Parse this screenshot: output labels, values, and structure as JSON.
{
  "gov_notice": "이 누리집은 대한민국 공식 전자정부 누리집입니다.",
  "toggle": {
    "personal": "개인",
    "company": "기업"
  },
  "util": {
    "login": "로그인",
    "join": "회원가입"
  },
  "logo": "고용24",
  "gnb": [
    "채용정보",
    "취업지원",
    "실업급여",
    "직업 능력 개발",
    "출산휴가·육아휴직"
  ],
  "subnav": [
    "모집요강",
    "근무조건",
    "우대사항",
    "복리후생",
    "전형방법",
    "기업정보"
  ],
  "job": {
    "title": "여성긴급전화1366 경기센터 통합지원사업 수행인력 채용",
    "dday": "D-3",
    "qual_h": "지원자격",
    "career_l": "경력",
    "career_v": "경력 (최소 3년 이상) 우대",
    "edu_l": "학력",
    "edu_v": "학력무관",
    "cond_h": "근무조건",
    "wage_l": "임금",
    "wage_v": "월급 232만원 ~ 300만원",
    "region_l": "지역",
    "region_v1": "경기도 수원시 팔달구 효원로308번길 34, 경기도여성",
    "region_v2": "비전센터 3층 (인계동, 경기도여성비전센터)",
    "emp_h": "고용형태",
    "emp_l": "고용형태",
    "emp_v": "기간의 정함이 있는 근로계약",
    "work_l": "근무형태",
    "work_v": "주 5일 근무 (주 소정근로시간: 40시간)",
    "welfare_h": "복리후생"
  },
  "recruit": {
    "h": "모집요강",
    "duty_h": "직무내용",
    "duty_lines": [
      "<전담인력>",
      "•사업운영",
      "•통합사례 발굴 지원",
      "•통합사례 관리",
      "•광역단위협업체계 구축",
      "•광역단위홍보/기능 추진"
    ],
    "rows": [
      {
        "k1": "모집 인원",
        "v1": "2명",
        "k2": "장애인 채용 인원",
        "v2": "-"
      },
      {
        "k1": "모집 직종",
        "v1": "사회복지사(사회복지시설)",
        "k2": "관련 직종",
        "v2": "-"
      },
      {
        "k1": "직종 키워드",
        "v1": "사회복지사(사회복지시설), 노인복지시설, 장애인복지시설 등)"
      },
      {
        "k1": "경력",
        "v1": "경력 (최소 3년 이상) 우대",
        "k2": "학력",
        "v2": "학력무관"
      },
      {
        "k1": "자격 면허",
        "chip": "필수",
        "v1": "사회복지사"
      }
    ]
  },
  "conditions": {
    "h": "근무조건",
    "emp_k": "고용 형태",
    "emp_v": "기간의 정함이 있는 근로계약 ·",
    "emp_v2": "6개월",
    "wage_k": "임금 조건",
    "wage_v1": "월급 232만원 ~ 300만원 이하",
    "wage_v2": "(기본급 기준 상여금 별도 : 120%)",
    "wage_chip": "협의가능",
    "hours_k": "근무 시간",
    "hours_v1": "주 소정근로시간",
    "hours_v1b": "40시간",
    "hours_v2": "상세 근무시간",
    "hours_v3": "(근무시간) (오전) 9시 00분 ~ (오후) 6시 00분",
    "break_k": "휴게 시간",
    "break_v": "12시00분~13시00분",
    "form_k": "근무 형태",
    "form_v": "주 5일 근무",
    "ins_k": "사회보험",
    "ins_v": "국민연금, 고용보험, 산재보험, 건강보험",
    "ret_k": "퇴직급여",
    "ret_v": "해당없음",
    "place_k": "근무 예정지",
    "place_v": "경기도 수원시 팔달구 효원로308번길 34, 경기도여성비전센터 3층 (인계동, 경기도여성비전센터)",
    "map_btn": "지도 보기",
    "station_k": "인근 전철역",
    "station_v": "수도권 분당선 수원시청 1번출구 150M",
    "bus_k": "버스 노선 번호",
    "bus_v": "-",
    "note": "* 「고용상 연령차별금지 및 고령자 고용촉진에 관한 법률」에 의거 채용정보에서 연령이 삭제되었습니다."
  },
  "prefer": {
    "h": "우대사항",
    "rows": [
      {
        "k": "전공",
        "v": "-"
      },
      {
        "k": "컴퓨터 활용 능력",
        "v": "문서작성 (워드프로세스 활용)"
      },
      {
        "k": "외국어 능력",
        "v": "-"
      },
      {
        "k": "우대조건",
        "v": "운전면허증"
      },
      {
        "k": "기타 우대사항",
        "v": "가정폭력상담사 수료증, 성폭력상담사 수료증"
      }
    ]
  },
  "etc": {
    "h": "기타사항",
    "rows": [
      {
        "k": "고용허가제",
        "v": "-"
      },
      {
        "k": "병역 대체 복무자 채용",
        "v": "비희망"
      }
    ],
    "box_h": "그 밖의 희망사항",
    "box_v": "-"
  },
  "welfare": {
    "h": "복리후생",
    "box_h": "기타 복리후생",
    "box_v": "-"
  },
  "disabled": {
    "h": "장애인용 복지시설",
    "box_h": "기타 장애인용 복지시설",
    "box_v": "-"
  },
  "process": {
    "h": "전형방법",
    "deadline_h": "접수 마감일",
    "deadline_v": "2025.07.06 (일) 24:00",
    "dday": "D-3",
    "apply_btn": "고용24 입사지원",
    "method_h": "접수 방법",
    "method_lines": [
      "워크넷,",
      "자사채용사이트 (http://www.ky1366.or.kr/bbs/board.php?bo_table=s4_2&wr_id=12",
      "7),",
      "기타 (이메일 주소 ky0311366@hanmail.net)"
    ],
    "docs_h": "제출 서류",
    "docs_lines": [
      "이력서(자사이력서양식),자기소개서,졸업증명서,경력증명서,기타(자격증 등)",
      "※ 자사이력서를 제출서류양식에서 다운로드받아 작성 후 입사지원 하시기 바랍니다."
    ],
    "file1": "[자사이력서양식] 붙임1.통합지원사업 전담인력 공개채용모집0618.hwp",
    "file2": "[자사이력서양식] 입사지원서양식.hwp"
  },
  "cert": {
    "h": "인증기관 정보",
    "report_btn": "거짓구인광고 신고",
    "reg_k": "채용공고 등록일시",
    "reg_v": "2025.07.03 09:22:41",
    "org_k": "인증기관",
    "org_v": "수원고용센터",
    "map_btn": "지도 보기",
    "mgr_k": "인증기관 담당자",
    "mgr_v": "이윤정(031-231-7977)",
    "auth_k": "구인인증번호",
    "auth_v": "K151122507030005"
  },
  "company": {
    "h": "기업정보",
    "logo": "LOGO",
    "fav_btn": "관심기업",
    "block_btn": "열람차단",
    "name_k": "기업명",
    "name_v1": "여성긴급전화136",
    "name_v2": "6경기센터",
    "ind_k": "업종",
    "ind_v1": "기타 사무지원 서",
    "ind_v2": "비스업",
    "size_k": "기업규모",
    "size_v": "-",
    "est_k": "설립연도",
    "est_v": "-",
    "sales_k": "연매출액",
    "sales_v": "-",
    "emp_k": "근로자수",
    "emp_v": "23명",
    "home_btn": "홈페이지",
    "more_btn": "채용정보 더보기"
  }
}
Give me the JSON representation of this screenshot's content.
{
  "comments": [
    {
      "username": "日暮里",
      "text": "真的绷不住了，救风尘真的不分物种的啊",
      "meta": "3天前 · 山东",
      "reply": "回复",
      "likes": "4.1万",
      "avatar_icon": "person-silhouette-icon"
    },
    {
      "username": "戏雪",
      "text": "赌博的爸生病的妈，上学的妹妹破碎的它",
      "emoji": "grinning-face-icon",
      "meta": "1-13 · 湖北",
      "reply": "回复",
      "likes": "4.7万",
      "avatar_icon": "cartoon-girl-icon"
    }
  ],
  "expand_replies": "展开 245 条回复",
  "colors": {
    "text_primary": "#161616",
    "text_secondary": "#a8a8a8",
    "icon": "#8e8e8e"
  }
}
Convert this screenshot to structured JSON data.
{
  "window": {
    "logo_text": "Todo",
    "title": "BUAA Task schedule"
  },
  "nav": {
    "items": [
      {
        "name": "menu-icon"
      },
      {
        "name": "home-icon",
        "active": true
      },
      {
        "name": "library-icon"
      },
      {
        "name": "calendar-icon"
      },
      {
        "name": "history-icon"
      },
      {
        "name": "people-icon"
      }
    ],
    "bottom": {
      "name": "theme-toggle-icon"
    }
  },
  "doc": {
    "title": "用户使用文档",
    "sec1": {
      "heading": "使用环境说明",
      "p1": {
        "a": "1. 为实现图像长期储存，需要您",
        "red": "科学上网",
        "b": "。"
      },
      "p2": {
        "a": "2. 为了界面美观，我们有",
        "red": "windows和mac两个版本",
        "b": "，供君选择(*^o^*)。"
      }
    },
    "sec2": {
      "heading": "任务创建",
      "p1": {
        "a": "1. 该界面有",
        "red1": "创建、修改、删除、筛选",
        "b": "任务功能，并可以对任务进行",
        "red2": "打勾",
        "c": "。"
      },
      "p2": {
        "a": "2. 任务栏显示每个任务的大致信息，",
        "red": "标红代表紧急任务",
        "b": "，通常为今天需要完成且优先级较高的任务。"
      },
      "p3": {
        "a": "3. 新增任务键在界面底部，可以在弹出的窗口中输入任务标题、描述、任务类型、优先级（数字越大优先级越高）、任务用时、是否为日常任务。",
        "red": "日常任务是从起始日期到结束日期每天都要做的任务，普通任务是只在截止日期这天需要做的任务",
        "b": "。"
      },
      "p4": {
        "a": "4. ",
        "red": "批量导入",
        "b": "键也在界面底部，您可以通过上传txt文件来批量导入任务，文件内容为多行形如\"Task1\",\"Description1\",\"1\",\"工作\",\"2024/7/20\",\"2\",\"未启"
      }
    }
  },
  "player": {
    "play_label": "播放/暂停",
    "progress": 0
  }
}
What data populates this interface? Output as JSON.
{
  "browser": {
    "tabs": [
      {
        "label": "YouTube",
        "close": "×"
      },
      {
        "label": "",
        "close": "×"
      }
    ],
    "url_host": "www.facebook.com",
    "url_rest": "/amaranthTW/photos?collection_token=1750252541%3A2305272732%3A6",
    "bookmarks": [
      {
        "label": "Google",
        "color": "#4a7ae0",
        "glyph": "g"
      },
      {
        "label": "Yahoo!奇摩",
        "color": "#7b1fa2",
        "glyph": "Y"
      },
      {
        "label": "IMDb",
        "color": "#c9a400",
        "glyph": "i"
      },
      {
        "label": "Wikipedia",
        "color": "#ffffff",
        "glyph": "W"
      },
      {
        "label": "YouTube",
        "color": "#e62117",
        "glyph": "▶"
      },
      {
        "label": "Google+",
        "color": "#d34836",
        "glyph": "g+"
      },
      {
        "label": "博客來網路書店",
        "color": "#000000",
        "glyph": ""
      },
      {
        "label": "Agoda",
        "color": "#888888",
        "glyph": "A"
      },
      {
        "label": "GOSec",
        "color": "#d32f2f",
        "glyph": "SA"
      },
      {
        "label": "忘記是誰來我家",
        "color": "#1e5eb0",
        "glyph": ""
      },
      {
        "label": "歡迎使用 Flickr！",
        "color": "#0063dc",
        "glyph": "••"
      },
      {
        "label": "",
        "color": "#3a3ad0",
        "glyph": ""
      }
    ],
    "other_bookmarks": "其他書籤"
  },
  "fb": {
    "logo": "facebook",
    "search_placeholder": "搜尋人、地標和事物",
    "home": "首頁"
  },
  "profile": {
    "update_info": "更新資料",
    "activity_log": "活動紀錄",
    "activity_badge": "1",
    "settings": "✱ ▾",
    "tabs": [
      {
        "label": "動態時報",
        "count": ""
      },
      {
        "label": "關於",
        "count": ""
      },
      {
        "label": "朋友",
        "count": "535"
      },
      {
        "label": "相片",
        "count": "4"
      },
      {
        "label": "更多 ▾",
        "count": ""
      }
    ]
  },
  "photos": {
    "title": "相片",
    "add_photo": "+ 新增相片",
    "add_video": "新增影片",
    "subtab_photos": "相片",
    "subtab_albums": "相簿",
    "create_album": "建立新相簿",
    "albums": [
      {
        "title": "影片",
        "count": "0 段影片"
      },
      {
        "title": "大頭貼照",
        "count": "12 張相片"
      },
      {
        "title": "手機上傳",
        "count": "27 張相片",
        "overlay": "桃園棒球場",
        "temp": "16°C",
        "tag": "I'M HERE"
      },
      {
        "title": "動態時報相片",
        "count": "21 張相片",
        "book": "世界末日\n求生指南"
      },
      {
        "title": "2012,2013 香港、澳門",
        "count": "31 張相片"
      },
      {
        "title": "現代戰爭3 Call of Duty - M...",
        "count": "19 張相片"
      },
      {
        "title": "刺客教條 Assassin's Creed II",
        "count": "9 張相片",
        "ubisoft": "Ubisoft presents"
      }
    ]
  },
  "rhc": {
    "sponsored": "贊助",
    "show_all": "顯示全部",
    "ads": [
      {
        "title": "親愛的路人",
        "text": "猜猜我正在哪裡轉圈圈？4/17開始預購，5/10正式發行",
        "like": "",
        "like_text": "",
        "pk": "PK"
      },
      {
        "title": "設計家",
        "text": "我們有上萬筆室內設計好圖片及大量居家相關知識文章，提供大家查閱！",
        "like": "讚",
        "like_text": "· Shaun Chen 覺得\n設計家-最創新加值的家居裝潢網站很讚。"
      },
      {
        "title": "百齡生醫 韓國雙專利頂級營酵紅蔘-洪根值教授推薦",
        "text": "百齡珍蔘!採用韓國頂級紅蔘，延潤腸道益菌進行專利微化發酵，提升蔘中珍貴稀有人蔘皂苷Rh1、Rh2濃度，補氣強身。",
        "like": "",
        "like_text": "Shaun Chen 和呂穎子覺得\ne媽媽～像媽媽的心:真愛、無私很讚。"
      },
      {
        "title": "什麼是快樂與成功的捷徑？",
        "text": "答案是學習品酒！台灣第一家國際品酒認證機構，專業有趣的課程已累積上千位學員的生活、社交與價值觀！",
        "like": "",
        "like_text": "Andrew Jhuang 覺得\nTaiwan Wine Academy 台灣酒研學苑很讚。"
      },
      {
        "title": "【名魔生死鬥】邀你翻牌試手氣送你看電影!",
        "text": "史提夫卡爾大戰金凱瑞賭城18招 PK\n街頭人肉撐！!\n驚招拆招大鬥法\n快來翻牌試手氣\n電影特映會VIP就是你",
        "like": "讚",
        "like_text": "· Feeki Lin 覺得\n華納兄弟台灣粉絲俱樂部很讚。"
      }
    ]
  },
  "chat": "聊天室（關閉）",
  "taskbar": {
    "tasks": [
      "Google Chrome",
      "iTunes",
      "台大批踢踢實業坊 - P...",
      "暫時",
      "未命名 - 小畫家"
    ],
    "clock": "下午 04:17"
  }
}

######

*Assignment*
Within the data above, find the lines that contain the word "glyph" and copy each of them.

*Task response*
        "glyph": "g"
        "glyph": "Y"
        "glyph": "i"
        "glyph": "W"
        "glyph": "▶"
        "glyph": "g+"
        "glyph": ""
        "glyph": "A"
        "glyph": "SA"
        "glyph": ""
        "glyph": "••"
        "glyph": ""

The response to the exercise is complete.